Take a bird watching course.

There’s always something new to learn about birds, Stiteler says: Even a fairly ordinary robin or chick can exhibit a behavior you haven’t seen before or make a new sound. Seeking formal education can help you expand your knowledge. Cornell offers a variety of online courses, including gardening to attract birds, a deep dive into the world of owls, and understanding bird behavior. Many other organizations do the same.

It can also be helpful to hire an experienced birder for your outings. As Phillips points out, these are people who can identify a bird based on its “total essence” versus some super obvious feature, like a large eye ring. “Date someone who can tell you what you’re looking for,” she says. “They will help you understand the important parts of the bird that will help you identify it.” To find a guide, contact a local bird club and consider membership.

Keep a list of the birds you see.

Stiteler has been birding since the age of seven; she considers feathered creatures her first and truest love. For years, spruce was at the top of her list: “It became a joke—people would send me pictures of spruce,” she says. After traveling for hours in hopes of seeing one, she would arrive to find a predator there.

But last summer — after spending 20 years searching — Stiteler was biking in Alaska’s Denali National Park when he turned a corner and found a male spruce grouse in the middle of the road. Then two more appeared. “I cried afterwards,” she says. “It was so satisfying.”

Like Stiteler, many birders keep lists: of the birds they hope to see, but also a running log of those they’ve spotted in, say, their backyard or their state. “I know one guy who has at least a dozen different lists,” says Christopher Leahy, whose books include Birdpedia. “He has not only his life list, his yard list and his county list, but birds he’s heard from the bed, birds he’s seen poop.”

Keeping your own list(s) is a great way to become more familiar with what you see each day, while creating an archive that you can refer back to in the future. If you’re a visual person, consider drawing every bird you see. Leahy recently went birding with a nature-painting friend, and as he pointed out different species, she sketched. “You’re creating art, but you’re also keeping a journal in a sense, and that’s something that’s learned,” he says. “The perfect way to learn how to identify a bird is to draw it.”

Make your backyard a bird sanctuary.

Bird watching depends on people protecting environments that encourage and support bird life. One way to do this is through selection of native plants which attract and protect birds. Not sure what’s best for your area? The National Audubon Society works with a database which allows users to plug in their zip code and see a list of native plants as well as what birds they might attract.

Once you start seeing birds, you can submit your sightings to a global database like eBird, says Leahy. The site documents things like bird abundance and habitat use, and submissions help it maintain real-time data. Volunteers are also always needed to help with efforts like the Audubon Society’s annual festival Christmas bird countduring which people set out to count every bird they hear or see in a circle 15 miles in diameter.

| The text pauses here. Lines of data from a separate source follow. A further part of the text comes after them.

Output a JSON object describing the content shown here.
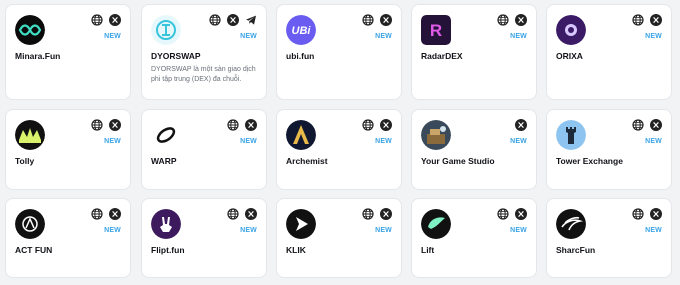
{
  "accent_color": "#3aa3e6",
  "projects": [
    {
      "name": "Minara.Fun",
      "badge": "NEW",
      "links": [
        "globe-icon",
        "x-icon"
      ],
      "logo": "minara"
    },
    {
      "name": "DYORSWAP",
      "badge": "NEW",
      "links": [
        "globe-icon",
        "x-icon",
        "telegram-icon"
      ],
      "logo": "dyorswap",
      "description": "DYORSWAP là một sàn giao dịch phi tập trung (DEX) đa chuỗi."
    },
    {
      "name": "ubi.fun",
      "badge": "NEW",
      "links": [
        "globe-icon",
        "x-icon"
      ],
      "logo": "ubi",
      "logo_text": "UBi"
    },
    {
      "name": "RadarDEX",
      "badge": "NEW",
      "links": [
        "globe-icon",
        "x-icon"
      ],
      "logo": "radar",
      "logo_text": "R"
    },
    {
      "name": "ORIXA",
      "badge": "NEW",
      "links": [
        "globe-icon",
        "x-icon"
      ],
      "logo": "orixa"
    },
    {
      "name": "Tolly",
      "badge": "NEW",
      "links": [
        "globe-icon",
        "x-icon"
      ],
      "logo": "tolly"
    },
    {
      "name": "WARP",
      "badge": "NEW",
      "links": [
        "globe-icon",
        "x-icon"
      ],
      "logo": "warp"
    },
    {
      "name": "Archemist",
      "badge": "NEW",
      "links": [
        "globe-icon",
        "x-icon"
      ],
      "logo": "archemist"
    },
    {
      "name": "Your Game Studio",
      "badge": "NEW",
      "links": [
        "x-icon"
      ],
      "logo": "studio"
    },
    {
      "name": "Tower Exchange",
      "badge": "NEW",
      "links": [
        "globe-icon",
        "x-icon"
      ],
      "logo": "tower"
    },
    {
      "name": "ACT FUN",
      "badge": "NEW",
      "links": [
        "globe-icon",
        "x-icon"
      ],
      "logo": "act"
    },
    {
      "name": "Flipt.fun",
      "badge": "NEW",
      "links": [
        "globe-icon",
        "x-icon"
      ],
      "logo": "flipt"
    },
    {
      "name": "KLIK",
      "badge": "NEW",
      "links": [
        "globe-icon",
        "x-icon"
      ],
      "logo": "klik"
    },
    {
      "name": "Lift",
      "badge": "NEW",
      "links": [
        "globe-icon",
        "x-icon"
      ],
      "logo": "lift"
    },
    {
      "name": "SharcFun",
      "badge": "NEW",
      "links": [
        "globe-icon",
        "x-icon"
      ],
      "logo": "sharc"
    }
  ]
}
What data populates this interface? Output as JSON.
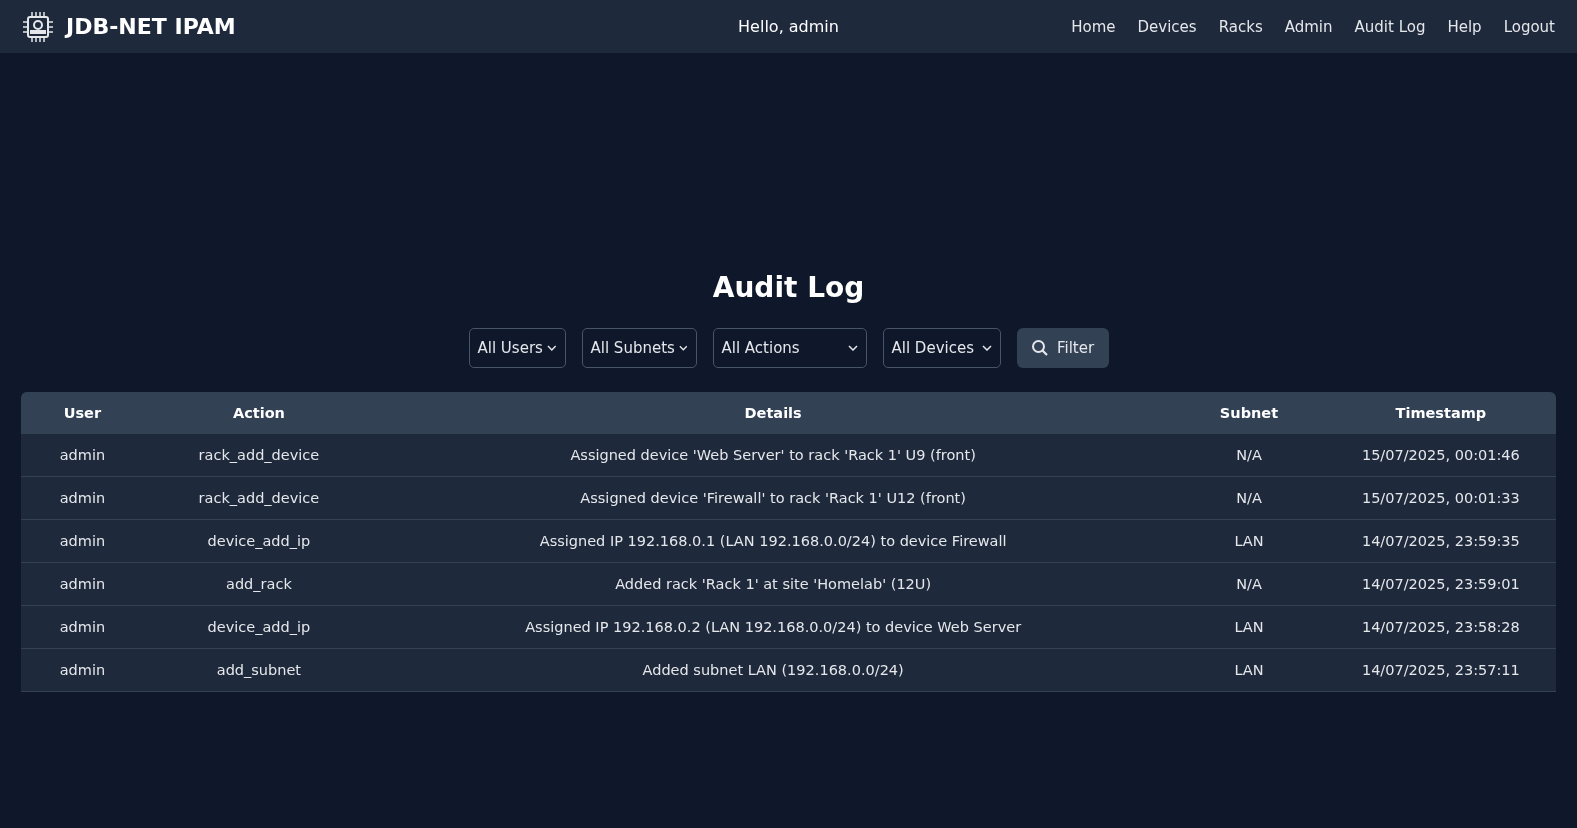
{
  "brand": {
    "title": "JDB-NET IPAM"
  },
  "greeting": "Hello, admin",
  "nav": [
    {
      "label": "Home"
    },
    {
      "label": "Devices"
    },
    {
      "label": "Racks"
    },
    {
      "label": "Admin"
    },
    {
      "label": "Audit Log"
    },
    {
      "label": "Help"
    },
    {
      "label": "Logout"
    }
  ],
  "page_title": "Audit Log",
  "filters": [
    {
      "value": "All Users"
    },
    {
      "value": "All Subnets"
    },
    {
      "value": "All Actions"
    },
    {
      "value": "All Devices"
    }
  ],
  "filter_button": "Filter",
  "table": {
    "columns": [
      "User",
      "Action",
      "Details",
      "Subnet",
      "Timestamp"
    ],
    "rows": [
      [
        "admin",
        "rack_add_device",
        "Assigned device 'Web Server' to rack 'Rack 1' U9 (front)",
        "N/A",
        "15/07/2025, 00:01:46"
      ],
      [
        "admin",
        "rack_add_device",
        "Assigned device 'Firewall' to rack 'Rack 1' U12 (front)",
        "N/A",
        "15/07/2025, 00:01:33"
      ],
      [
        "admin",
        "device_add_ip",
        "Assigned IP 192.168.0.1 (LAN 192.168.0.0/24) to device Firewall",
        "LAN",
        "14/07/2025, 23:59:35"
      ],
      [
        "admin",
        "add_rack",
        "Added rack 'Rack 1' at site 'Homelab' (12U)",
        "N/A",
        "14/07/2025, 23:59:01"
      ],
      [
        "admin",
        "device_add_ip",
        "Assigned IP 192.168.0.2 (LAN 192.168.0.0/24) to device Web Server",
        "LAN",
        "14/07/2025, 23:58:28"
      ],
      [
        "admin",
        "add_subnet",
        "Added subnet LAN (192.168.0.0/24)",
        "LAN",
        "14/07/2025, 23:57:11"
      ]
    ]
  }
}
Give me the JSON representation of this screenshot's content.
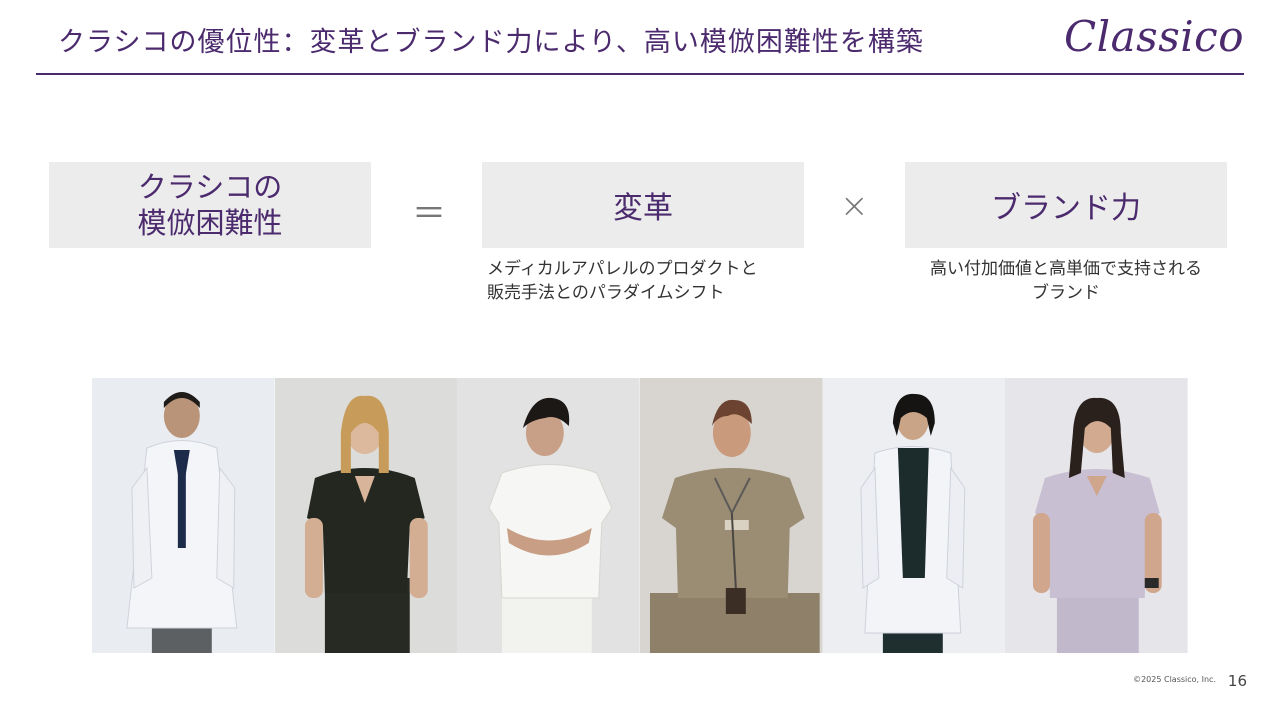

Unfortunately, research shows that bird populations are shrinking at a rapid rate. The data collected by “citizen birds” helps experts understand what’s going on — and ultimately how to prevent it, Leahy says. “Some of the things we’re finding are a bit depressing at the moment, but if you turn that around, it also shows us where we need to go in terms of conservation, so that’s a positive thing,” he says. This is true both for the birds and for the mental health of all the people who enjoy them.

More election coverage from TIME


Contact us at [email protected].

Source link

Leave a Reply

Your email address will not be published. Required fields are marked *